Following a 14-hour inspection in Augusta port, Sicily, on 2 July 2021, MSF’s search and rescue ship the Geo Barents has been detained after 22 deficiencies were identified, 10 of which were allegedly grounds for the ship to be detained. While we are ready to make all necessary adjustments, we know that the inspection represents an opportunity for authorities to pursue political objectives under the guise of administrative procedures. MSF launched the Geo Barents in May, fully equipped and certified to perform search and rescue activities, while adhering to the current rules and regulations put in place by the relevant maritime authorities.
The teams performed a series of rescues over 10-12 June, rescuing 410 people who all showed signs of extreme exhaustion and various vulnerabilities. Among them were 16 women, of which six were travelling alone and one was pregnant, as well as 101 unaccompanied children. Most people were from war-torn countries, such as Syria, Ethiopia, Eritrea, Sudan, and Mali.

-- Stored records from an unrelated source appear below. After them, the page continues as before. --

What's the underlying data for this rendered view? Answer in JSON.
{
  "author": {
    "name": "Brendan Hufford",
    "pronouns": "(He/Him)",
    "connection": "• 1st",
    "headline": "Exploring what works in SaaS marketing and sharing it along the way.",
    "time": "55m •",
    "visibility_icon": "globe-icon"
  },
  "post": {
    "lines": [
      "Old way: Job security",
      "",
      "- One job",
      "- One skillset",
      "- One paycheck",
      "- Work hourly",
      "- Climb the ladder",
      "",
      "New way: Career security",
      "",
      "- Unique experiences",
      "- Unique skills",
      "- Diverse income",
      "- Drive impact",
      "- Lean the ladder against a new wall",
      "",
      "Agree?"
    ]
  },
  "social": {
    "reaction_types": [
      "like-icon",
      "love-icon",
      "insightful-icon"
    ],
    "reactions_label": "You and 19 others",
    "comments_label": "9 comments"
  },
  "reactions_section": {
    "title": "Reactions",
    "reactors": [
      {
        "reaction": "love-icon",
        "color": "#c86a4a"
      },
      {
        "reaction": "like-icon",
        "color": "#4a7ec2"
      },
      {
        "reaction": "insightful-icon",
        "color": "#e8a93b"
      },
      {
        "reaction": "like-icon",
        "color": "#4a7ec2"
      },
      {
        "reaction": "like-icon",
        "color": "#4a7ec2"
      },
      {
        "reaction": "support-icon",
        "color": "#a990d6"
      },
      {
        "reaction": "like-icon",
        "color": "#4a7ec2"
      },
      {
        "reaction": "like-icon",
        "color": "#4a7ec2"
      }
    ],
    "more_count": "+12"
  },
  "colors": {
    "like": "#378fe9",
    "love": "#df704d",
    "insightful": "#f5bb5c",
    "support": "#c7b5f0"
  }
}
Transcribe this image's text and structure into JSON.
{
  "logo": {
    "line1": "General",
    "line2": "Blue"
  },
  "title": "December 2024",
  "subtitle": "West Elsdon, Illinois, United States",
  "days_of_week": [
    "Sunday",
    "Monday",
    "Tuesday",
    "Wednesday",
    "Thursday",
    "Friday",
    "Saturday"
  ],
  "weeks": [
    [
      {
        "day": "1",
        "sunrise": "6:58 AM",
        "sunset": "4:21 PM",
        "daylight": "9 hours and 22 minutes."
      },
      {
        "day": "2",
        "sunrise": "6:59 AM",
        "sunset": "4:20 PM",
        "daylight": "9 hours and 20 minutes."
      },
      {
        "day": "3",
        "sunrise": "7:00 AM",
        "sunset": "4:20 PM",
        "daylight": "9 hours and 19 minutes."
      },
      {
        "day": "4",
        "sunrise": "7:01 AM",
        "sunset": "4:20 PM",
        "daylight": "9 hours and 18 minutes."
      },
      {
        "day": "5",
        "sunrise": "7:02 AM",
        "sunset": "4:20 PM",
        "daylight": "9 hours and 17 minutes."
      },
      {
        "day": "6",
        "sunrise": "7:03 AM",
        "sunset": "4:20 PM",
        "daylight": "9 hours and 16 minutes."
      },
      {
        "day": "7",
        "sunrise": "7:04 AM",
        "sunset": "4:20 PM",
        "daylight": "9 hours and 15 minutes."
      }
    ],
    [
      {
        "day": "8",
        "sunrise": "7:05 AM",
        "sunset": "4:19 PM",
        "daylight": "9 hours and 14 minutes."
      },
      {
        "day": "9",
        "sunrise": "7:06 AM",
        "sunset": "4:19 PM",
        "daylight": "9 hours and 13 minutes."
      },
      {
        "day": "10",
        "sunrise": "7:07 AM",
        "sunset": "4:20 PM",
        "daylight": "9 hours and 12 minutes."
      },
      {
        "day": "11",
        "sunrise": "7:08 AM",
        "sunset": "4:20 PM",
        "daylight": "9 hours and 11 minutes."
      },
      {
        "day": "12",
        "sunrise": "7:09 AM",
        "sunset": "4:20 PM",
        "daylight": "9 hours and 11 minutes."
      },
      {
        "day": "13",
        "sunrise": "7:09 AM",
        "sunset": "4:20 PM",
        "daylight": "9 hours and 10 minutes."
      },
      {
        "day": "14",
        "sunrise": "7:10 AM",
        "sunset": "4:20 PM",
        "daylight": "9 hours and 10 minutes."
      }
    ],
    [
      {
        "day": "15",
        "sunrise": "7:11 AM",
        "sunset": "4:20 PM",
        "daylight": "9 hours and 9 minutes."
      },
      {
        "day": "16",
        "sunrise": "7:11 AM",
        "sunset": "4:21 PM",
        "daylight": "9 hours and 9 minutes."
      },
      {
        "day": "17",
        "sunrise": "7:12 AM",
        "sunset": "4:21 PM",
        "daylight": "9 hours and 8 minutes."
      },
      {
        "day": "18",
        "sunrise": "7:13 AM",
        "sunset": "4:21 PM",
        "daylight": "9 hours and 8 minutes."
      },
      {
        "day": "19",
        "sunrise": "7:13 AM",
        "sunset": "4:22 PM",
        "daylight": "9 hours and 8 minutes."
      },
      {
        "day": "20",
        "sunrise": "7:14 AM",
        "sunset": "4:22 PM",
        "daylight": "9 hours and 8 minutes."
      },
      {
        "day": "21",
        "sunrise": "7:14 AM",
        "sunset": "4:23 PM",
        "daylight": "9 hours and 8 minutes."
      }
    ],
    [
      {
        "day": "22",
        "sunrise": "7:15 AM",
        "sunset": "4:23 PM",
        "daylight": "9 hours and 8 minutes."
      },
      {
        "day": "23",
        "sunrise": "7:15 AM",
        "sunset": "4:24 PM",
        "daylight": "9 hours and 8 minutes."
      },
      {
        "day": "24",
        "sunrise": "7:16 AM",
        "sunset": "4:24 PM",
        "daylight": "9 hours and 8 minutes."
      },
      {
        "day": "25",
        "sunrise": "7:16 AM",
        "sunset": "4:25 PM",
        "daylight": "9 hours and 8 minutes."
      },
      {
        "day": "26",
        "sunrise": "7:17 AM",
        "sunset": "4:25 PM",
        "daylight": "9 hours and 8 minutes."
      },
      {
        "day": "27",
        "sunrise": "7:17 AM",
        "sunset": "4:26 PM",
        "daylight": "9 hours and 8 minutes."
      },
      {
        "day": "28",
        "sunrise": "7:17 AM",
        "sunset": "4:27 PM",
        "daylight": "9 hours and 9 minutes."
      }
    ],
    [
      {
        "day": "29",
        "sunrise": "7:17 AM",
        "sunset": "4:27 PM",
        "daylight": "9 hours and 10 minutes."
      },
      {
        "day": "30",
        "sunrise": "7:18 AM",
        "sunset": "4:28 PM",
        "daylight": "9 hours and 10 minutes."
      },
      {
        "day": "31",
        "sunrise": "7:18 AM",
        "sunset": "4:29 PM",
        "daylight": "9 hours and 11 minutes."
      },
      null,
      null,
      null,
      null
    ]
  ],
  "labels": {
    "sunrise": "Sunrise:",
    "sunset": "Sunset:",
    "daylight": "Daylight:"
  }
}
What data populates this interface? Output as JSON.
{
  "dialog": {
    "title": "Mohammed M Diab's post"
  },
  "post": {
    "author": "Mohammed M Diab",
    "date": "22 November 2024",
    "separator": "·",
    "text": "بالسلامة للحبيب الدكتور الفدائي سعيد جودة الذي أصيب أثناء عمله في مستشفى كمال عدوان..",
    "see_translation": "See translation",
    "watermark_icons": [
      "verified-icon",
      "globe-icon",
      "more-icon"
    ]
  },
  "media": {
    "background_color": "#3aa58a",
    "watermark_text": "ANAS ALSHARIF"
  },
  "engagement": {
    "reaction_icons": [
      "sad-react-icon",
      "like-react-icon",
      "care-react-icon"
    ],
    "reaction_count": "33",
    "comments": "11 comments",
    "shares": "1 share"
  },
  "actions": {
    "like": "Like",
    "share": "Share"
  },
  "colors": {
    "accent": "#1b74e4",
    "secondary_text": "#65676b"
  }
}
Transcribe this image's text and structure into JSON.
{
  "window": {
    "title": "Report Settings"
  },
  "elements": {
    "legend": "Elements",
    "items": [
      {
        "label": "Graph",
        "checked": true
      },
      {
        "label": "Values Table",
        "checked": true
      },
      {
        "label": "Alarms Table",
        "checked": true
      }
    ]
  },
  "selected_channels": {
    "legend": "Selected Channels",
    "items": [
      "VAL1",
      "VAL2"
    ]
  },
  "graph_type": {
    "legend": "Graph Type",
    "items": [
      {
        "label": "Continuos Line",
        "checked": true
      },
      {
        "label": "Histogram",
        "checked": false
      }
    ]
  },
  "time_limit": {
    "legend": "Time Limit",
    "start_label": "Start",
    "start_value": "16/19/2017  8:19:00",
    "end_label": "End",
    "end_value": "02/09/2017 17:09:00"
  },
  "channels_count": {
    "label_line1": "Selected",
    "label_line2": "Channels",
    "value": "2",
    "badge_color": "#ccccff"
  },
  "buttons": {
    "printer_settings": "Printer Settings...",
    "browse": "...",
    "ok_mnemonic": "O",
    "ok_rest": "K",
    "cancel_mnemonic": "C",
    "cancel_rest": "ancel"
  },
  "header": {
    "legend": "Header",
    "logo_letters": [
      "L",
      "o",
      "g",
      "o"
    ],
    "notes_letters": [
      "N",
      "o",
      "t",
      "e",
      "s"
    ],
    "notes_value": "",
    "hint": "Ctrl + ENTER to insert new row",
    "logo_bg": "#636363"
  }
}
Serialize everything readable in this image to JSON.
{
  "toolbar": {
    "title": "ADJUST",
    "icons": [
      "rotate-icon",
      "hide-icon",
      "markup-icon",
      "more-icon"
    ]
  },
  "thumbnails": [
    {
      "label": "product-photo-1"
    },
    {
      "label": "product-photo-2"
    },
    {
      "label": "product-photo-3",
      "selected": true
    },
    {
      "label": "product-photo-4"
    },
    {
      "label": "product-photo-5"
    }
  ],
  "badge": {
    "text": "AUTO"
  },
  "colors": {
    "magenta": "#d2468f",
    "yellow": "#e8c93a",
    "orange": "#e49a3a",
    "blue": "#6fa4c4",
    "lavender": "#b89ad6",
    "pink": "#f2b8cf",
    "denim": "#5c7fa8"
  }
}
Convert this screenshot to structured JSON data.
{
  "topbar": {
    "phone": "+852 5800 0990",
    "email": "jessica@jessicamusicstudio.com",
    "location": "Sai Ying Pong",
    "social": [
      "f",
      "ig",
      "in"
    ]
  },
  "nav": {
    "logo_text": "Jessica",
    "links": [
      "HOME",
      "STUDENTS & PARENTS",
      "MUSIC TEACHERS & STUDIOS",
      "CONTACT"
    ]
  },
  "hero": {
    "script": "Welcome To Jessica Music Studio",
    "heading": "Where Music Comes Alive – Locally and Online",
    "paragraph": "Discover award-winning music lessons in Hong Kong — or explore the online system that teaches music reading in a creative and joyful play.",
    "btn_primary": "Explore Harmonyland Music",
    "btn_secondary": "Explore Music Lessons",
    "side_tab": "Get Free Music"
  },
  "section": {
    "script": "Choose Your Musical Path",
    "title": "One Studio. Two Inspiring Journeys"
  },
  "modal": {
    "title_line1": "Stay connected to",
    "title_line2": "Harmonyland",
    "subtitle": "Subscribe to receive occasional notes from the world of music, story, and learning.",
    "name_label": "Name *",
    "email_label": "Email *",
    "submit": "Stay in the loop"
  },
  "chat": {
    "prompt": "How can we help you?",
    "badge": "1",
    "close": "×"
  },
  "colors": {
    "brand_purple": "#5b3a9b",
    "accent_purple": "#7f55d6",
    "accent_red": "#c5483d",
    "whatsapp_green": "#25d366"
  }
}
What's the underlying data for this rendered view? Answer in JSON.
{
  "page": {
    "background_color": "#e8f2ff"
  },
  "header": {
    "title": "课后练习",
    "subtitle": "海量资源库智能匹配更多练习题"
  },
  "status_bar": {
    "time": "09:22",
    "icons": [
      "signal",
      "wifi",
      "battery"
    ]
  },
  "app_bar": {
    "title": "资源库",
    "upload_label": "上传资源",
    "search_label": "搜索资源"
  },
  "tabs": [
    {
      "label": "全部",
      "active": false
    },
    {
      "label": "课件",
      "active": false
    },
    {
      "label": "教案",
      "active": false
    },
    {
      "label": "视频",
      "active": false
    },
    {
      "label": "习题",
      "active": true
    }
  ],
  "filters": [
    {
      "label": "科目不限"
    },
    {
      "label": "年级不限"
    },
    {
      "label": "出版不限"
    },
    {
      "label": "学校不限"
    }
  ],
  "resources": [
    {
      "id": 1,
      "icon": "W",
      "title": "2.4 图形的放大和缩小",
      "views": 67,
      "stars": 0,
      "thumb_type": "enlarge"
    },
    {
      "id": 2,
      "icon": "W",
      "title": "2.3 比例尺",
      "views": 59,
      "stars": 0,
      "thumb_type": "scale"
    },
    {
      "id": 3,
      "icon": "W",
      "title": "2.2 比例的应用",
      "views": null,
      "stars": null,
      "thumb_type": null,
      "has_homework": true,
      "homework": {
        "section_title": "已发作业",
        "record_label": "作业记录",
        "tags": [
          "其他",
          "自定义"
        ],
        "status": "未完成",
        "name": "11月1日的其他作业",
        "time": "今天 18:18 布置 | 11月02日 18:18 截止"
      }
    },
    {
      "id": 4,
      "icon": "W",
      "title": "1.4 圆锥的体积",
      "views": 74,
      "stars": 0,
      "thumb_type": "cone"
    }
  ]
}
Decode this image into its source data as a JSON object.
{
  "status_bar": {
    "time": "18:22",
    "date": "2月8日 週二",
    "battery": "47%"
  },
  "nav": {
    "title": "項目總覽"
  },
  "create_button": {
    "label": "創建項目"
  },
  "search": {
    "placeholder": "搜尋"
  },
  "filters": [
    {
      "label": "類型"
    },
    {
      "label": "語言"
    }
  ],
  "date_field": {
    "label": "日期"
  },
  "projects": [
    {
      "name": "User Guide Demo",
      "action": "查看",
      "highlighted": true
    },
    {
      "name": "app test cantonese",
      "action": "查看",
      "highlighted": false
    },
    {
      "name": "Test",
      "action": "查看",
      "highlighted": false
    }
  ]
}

The detention of Geo Barents is yet further proof of administrative harassment by Italian authorities, and the punitive measures taken in order to block humanitarian operations at sea. From 2019 to date, the Italian authorities have conducted 16 Port State Controls on NGO rescue vessels, leading to administrative detention on 13 occasions. This equates to a total of 1,078 days of ships blocked from saving lives at sea.
“While port state controls are legitimate maritime procedures, developed to ensure the safety of navigation at sea, these inspections have been instrumentalised by state authorities to target NGO ships in a discriminatory way. We can therefore only conclude that this is politically motivated,” declares Duccio Staderini, MSF Search and Rescue (SAR) Representative. “Inspections of NGO vessels in Italian ports are long and thorough aiming at finding irregularities in order to prevent the ship from returning to sea to save lives.
"We are faced with a crushing reality: while humanitarian NGO vessels are detained, lives continue to be needlessly lost in the Mediterranean” Duccio Staderini, MSF Search and Rescue (SAR) Representative.
In addition to a series of minor irregularities which are easily rectifiable, the Italian authorities dispute the ship’s suitability to carry out systematic search and rescue activities and allege that the ship had too many people on board. However, international law does not stipulate specific international classification for humanitarian rescue ships. Such a disingenuous interpretation of maritime law disregards the fact that rescue operations, as per the duty of ship masters to provide assistance to people in distress at sea, are considered force majeure situations. Therefore, the number of people on board should not be considered for the purpose of ascertaining the compliance to other provisions of the International Convention for the Safety of Life at Sea.
While we mourn the victims of the last shipwreck a few miles from the shores of Lampedusa, there are reports of another shipwreck off Tunisia, and bodies of women and children are washing up on Libyan shores. In only six months, since the beginning of 2021, at least 721 people have been confirmed dead or missing attempting to cross the world’s deadliest sea border.
With the aim of getting back to sea as soon as possible, MSF will submit a plan of action to rapidly rectify deficiencies reported by the Italian authorities, while urging the immediate lifting of the detention order of the ship in accordance with the applicable procedures. In case of refusal, MSF will consider undertaking all alternative initiatives to challenge this detention notice.
The Geo Barents is only at sea because of the shameful absence of state-led search and rescue capacity at the world’s deadliest sea border. European states have propped up the dangerous Libyan Coast Guard and block NGO efforts to fill the deadly gap left by European states. MSF will take all necessary action to get back to sea to save lives as soon as possible.